 Complaint at 30–42, TikTok, Inc. v. Trump, No. 1:20-cv-02658, 2020 U.S. Dist. LEXIS 177250 (D.D.C. Sept. 27, 2020). The specific counts in the complaint include allegations of (1) violations of APA § 706(2)(A) and § 706(2)(E), (2) violations of the First Amendment’s Right to Free Speech, (3) violations of the Due Process Clause of Fifth Amendment, (4) ultra vires action under IEEPA because there is no national emergency, (5) ultra vires action because actions restrict personal communications and information violating IEEPA, (6) violation of Non-Delegation Doctrine of IEEPA, and (7) violation of Fifth Amendment Taking Clause. Id.
 TikTok, Inc. v. Trump, No. 1:20-cv-02658, 2020 U.S. Dist. LEXIS 177250, at *11–12 (D.D.C. Sept. 27, 2020).
 Id. at *26.
 See id. at *21.
 50 U.S.C. § 1702(b)(1), (3).
 Id. § 1702(b)(3).
 TikTok, 2020 U.S. Dist. LEXIS 177250, at *14.
 Id. at *15–16.
 Id. at *15.
 See id. at *20.
 See id. at *16, *17–18, *20.
 Id. at *16.
 Id. at *17–18.
 Id. at *20. The government’s argument was that value is provided to TikTok simply by users’ presence on the application. Id.
 See id. at *20–21 (“Plaintiffs have demonstrated that they are likely to succeed on their claim that the prohibitions constitute indirect regulation of ‘personal communication[s]’ or the exchange of ‘information or information materials.'”).
 Id. at *16
 Id. at *16–17.
 See id. at *17.
 See id. at *20.
 Id. at *21–25.
 Id. at *26.
 Id. at *25–26.

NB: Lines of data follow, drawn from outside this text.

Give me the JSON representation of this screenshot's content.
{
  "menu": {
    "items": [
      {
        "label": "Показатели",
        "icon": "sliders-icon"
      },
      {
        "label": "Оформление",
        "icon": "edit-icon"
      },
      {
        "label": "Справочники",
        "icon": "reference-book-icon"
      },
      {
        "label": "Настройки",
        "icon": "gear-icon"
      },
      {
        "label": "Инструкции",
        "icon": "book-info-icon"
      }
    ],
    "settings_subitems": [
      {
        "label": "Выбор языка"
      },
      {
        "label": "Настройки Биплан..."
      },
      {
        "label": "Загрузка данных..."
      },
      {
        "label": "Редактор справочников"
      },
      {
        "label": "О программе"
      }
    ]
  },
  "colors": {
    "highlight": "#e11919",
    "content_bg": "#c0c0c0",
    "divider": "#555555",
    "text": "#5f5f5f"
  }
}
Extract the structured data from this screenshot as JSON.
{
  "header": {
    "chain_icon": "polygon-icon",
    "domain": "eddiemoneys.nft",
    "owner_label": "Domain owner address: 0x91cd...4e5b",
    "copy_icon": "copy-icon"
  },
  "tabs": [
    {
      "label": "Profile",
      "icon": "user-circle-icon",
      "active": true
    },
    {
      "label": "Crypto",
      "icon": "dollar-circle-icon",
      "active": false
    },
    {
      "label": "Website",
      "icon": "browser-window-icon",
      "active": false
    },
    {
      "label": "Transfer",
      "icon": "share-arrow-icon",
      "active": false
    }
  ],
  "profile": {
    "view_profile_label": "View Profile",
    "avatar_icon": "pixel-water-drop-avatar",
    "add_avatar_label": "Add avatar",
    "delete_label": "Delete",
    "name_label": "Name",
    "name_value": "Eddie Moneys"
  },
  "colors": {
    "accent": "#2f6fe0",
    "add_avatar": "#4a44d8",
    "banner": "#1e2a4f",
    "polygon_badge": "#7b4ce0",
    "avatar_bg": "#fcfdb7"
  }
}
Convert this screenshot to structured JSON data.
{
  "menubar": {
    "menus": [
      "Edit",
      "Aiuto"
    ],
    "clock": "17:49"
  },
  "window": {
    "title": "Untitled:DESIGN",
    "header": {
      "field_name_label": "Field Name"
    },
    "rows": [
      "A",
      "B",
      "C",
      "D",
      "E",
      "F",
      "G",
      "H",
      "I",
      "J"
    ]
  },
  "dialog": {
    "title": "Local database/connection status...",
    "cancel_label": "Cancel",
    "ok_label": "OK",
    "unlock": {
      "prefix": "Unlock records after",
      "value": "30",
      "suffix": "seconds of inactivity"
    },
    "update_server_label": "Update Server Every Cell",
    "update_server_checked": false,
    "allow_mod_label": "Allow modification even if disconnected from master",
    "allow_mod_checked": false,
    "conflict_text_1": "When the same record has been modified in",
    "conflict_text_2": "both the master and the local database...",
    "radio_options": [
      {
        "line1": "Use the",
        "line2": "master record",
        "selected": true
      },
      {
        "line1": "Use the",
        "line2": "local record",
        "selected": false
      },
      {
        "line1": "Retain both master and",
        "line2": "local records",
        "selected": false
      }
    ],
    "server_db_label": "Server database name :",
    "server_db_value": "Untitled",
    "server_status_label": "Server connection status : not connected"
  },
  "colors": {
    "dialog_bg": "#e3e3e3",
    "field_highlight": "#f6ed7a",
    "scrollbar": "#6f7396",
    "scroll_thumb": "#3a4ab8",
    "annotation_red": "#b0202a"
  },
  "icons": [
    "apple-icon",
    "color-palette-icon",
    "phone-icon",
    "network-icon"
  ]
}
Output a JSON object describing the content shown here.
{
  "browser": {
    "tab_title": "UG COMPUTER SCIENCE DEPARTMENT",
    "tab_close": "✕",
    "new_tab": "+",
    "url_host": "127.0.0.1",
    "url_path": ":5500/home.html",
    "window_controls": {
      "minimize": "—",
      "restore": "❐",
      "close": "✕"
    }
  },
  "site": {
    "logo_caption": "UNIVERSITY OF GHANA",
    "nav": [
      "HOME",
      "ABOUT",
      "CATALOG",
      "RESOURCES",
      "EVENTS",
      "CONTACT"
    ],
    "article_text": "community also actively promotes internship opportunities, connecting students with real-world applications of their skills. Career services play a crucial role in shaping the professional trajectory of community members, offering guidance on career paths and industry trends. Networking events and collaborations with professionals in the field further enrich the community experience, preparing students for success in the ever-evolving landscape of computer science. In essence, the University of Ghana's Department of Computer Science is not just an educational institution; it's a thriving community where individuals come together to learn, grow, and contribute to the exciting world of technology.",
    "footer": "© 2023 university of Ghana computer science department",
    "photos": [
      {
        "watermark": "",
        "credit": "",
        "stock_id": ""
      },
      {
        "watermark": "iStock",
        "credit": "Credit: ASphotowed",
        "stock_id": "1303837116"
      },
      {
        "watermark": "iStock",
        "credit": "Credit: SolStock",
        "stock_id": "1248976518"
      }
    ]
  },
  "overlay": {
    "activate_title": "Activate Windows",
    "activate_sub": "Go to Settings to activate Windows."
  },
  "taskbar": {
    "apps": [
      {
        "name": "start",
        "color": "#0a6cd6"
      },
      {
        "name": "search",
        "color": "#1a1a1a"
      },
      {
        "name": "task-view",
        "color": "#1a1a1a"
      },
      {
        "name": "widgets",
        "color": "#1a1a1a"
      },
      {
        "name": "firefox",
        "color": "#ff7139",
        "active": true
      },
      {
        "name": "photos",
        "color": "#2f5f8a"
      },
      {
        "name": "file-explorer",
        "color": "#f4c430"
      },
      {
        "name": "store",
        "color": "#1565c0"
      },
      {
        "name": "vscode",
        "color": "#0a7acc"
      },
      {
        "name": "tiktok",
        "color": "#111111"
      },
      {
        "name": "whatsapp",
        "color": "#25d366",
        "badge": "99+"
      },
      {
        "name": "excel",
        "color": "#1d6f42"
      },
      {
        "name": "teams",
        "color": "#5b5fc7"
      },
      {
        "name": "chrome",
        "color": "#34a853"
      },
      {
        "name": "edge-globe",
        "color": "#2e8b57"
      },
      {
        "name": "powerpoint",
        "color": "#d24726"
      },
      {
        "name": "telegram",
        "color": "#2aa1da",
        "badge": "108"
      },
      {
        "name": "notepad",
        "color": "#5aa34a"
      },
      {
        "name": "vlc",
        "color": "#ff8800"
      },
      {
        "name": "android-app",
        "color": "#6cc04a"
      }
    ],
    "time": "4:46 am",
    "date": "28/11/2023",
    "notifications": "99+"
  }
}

 Commerce Department Statement on U.S. District Court Ruling on TikTok Preliminary Injunction, U.S. Dept. of Commerce (Sept. 27, 2020), https://www.commerce.gov/news/press-releases/2020/09/commerce-department-statement-us-district-court-ruling-tiktok.
 Christopher A. Casey et al., Cong. Rsch. Serv., R45618, The International Emergency Economic Powers Act: Origins, Evolution, and Use 17 (2020).
 See Julia Horowitz, Under Trump, the US Government Gives Many Foreign Deals a Closer Look, CNN (Mar. 16, 2018, 12:11 AM), https://money.cnn.com/2018/03/16/news/economy/trump-cfius-china-technology/index.html; Jeanne Whalen, TikTok was Just the Beginning: Trump Administration is Stepping Up Scrutiny of Past Chinese Tech Investments, Wash. Post. (Sept. 29, 2020, 3:12 PM), https://www.washingtonpost.com/technology/2020/09/29/cfius-review-past-chinese-investment/.
 See Adam O. Emmerich et al., Cross-Border M&A–2019 Checklist for Successful Acquisitions in the United States, Harv. L. Sch. F. on Corp. Governance (Jan. 30, 2019), https://corpgov.law.harvard.edu/2019/01/30/cross-border-ma-2019-checklist-for-successful-acquisitions-in-the-united-states/.